KATANIN-dependent mechanical properties of the stigmatic cell wall mediate the pollen tube path in Arabidopsis.

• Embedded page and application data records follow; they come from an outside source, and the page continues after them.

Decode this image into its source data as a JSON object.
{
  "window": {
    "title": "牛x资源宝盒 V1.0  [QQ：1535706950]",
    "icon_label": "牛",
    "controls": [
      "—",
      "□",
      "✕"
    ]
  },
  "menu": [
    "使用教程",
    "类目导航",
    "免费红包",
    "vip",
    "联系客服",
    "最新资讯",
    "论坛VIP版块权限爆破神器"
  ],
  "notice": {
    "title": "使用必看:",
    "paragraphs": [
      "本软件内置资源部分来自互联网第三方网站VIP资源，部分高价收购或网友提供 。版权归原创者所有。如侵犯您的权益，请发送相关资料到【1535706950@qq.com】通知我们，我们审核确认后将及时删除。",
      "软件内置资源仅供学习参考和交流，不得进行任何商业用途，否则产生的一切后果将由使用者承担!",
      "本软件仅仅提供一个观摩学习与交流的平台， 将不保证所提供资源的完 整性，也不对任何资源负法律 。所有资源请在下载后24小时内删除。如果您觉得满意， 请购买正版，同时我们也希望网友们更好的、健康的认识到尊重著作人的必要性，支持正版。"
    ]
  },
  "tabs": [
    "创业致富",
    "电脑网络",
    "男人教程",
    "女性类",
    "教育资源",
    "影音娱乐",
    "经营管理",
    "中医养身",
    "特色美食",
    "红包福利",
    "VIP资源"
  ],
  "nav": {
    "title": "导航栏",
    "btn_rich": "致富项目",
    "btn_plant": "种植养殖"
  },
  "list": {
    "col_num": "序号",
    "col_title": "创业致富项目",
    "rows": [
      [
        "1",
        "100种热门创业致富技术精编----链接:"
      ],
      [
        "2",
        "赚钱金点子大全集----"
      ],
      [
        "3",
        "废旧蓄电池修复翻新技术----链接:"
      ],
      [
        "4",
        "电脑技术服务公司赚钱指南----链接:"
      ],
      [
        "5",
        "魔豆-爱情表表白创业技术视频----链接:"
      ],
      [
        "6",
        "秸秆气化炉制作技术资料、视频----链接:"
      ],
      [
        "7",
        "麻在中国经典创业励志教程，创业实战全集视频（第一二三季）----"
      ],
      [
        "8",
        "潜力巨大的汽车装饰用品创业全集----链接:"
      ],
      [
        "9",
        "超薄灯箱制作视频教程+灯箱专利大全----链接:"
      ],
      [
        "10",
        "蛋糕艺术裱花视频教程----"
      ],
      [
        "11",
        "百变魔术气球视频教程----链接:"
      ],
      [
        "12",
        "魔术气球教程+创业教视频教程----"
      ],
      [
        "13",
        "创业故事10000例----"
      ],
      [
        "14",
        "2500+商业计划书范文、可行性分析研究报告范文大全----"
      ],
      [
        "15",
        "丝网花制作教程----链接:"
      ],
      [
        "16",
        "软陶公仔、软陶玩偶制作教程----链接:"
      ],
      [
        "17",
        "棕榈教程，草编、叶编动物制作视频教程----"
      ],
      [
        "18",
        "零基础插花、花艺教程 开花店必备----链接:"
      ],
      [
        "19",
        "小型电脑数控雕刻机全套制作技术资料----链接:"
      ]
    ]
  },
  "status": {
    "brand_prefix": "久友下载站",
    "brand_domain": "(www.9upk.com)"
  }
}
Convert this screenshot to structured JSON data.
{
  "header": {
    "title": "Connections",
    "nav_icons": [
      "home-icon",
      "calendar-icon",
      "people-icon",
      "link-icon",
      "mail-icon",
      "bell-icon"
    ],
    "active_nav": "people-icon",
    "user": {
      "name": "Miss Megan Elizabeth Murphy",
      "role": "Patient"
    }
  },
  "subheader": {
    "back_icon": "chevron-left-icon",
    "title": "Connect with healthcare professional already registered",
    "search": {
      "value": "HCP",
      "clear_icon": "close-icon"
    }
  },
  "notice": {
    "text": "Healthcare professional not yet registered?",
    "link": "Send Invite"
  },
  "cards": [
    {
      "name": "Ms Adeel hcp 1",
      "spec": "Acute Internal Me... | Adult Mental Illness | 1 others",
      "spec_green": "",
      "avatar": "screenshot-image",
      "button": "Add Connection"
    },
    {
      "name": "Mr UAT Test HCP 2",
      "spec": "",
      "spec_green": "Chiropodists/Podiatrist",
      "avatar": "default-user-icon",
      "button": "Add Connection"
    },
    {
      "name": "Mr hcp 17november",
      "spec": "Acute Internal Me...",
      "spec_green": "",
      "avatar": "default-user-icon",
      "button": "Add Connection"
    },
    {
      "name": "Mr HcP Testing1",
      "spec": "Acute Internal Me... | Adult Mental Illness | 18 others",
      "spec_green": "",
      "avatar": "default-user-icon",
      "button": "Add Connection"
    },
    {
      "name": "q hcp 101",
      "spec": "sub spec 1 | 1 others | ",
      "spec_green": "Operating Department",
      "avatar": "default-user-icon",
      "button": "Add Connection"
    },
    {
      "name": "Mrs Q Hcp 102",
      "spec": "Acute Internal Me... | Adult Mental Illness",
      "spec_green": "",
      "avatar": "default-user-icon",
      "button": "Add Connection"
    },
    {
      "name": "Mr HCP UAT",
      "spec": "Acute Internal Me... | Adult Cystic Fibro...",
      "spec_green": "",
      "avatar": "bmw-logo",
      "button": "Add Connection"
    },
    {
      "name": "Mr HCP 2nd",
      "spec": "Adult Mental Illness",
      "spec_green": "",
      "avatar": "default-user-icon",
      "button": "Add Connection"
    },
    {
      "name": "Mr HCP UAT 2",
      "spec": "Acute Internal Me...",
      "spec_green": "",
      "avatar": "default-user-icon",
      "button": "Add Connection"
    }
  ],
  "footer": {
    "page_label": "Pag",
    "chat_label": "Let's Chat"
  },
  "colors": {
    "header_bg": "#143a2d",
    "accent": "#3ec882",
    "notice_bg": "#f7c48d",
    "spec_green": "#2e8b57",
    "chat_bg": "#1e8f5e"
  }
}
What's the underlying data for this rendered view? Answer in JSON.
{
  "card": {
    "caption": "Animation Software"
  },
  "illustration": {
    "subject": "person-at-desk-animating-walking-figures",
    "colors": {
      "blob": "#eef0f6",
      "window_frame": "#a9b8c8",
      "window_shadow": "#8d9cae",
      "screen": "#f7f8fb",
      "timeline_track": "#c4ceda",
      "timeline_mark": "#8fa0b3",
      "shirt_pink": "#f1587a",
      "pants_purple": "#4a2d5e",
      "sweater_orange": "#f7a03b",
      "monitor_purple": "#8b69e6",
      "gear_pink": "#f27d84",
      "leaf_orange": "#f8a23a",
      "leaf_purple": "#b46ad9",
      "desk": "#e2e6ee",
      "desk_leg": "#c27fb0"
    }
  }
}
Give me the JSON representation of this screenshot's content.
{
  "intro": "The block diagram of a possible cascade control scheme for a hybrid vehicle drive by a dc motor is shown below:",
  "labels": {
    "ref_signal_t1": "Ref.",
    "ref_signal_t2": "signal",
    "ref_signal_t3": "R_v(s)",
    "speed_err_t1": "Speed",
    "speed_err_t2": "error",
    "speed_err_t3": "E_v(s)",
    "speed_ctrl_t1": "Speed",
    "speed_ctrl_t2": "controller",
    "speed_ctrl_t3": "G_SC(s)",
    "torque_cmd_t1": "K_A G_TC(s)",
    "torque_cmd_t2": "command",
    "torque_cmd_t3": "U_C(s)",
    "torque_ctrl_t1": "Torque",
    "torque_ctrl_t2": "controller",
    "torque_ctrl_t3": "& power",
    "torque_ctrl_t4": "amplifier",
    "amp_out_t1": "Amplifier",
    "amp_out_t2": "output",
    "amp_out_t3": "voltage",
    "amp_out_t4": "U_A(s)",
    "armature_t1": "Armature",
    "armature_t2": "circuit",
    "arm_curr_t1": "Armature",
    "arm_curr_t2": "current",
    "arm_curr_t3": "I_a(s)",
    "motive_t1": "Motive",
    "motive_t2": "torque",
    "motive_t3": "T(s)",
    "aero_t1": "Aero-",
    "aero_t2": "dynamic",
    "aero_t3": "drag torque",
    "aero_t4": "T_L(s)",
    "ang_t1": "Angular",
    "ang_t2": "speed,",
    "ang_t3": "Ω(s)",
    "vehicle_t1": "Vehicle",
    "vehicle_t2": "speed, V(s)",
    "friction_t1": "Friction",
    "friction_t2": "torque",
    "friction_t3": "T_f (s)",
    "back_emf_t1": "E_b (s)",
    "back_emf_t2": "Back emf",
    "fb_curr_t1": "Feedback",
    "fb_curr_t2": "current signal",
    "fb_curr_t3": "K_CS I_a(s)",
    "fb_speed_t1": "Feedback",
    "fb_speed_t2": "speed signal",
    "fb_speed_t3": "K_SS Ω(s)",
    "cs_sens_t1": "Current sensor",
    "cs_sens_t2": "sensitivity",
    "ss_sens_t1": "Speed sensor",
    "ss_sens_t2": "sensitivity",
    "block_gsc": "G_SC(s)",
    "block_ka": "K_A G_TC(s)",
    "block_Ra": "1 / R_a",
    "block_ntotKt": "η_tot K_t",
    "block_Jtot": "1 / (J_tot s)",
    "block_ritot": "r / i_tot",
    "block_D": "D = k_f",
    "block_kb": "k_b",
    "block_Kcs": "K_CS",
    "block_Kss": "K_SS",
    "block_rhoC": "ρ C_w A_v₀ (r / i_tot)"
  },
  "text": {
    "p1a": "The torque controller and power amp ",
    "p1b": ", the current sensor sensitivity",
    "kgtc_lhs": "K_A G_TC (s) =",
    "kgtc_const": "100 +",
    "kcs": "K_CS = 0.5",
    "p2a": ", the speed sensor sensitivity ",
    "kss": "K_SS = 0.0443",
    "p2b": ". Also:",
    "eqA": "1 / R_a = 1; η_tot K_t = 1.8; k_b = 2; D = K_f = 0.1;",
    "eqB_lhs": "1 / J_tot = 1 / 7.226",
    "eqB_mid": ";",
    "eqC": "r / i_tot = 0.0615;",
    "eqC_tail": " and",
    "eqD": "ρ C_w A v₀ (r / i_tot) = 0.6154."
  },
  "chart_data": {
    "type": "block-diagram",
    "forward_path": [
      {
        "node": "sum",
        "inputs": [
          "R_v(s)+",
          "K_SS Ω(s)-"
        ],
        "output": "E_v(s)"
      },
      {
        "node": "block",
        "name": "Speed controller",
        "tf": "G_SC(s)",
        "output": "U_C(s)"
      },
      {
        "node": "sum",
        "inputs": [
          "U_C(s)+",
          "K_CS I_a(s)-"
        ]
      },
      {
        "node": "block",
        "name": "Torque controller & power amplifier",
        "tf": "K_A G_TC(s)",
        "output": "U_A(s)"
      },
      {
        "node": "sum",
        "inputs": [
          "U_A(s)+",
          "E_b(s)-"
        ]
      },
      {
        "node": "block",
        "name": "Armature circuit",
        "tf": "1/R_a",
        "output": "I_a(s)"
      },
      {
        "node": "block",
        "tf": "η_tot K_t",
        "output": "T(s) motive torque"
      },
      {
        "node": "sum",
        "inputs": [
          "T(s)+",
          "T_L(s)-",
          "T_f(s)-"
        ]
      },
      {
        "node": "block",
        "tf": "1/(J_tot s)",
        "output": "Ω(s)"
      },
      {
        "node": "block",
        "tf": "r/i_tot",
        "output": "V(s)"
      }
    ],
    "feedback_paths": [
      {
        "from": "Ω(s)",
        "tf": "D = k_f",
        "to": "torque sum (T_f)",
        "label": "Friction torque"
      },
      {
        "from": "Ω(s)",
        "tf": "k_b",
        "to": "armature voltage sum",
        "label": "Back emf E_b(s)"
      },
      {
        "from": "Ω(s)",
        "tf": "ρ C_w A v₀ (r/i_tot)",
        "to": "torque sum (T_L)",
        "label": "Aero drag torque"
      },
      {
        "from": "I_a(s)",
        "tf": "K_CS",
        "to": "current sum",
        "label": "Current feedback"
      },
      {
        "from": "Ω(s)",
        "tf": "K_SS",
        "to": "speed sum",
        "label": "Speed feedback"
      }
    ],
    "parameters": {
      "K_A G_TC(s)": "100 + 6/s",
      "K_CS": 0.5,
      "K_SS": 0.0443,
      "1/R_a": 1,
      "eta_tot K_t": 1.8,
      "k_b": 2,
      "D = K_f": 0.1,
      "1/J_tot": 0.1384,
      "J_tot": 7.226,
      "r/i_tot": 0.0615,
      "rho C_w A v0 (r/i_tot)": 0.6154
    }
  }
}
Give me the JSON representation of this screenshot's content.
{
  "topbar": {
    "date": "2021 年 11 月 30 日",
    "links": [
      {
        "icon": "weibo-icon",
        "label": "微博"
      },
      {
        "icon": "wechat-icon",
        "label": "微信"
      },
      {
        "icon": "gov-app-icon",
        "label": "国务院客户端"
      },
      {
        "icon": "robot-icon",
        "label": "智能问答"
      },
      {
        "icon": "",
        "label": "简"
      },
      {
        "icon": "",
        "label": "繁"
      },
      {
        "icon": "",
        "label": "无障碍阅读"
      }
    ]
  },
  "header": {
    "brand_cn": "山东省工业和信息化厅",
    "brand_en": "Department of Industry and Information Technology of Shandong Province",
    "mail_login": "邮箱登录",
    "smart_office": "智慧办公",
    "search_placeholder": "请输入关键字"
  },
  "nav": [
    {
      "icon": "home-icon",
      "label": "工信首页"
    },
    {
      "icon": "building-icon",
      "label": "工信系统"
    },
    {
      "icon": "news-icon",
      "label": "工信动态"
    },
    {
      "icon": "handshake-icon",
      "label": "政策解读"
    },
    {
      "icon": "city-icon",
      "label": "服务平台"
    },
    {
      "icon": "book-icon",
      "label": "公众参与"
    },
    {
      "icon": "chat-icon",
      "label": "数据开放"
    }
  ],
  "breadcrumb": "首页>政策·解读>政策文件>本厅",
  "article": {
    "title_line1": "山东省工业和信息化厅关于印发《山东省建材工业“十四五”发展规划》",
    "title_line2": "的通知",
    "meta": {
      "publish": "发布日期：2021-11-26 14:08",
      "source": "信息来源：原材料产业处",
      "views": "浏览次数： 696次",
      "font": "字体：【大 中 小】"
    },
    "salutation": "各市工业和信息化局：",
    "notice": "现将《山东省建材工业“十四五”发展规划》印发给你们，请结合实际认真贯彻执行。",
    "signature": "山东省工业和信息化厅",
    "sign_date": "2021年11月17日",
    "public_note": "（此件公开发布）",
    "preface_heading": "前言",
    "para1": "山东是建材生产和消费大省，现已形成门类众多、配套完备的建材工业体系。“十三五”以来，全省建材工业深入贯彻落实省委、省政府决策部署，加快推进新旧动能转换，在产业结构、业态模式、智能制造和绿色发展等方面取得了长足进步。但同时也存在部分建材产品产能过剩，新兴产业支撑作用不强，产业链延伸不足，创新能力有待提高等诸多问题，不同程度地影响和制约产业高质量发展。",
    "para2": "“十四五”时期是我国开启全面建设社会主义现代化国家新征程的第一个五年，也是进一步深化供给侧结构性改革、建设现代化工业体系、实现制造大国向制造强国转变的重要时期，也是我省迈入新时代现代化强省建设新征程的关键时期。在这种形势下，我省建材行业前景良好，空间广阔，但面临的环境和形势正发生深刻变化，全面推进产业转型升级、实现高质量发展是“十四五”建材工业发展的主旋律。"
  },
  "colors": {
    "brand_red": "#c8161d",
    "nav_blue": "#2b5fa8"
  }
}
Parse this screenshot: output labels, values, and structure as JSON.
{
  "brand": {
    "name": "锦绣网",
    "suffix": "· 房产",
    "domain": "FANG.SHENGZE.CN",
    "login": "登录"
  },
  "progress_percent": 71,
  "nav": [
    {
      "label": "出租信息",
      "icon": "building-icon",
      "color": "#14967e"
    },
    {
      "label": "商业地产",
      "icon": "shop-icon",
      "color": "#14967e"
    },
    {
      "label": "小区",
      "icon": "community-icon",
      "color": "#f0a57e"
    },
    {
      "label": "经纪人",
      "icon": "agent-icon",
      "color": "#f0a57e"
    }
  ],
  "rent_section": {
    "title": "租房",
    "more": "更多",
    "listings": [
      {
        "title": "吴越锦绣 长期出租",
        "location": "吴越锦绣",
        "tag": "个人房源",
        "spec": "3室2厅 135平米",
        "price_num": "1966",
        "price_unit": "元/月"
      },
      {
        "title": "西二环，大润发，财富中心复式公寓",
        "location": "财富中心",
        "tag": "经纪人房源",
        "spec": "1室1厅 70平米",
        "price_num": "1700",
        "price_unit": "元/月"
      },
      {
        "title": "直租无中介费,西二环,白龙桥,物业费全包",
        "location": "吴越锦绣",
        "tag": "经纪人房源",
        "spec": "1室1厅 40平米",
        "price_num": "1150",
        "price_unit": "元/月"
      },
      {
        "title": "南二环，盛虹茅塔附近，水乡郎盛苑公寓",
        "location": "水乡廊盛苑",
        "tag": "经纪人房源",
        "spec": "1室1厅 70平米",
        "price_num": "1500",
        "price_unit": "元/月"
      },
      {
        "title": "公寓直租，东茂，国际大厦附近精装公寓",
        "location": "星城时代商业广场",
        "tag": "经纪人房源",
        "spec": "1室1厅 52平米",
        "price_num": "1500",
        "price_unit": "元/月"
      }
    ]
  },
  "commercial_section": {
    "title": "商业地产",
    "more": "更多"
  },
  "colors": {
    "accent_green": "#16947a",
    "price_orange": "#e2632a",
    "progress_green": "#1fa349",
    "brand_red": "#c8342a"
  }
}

Successful fertilization in angiosperms depends on the proper trajectory of pollen tubes through the pistil tissues to reach the ovules. Pollen tubes first grow within the cell wall of the papilla cells, applying pressure to the cell. Mechanical forces are known to play a major role in plant cell shape by controlling the orientation of cortical microtubules (CMTs), which in turn mediate deposition of cellulose microfibrils (CMFs). Here, by combining imaging, genetic and chemical approaches, we show that isotropic reorientation of CMTs and CMFs in aged Col-0 and katanin1-5 (ktn1-5) papilla cells is accompanied by a tendency of pollen tubes to coil around the papillae. We show that this coiled phenotype is associated with specific mechanical properties of the cell walls that provide less resistance to pollen tube growth. Our results reveal an unexpected role for KTN1 in pollen tube guidance on the stigma by ensuring mechanical anisotropy of the papilla cell wall.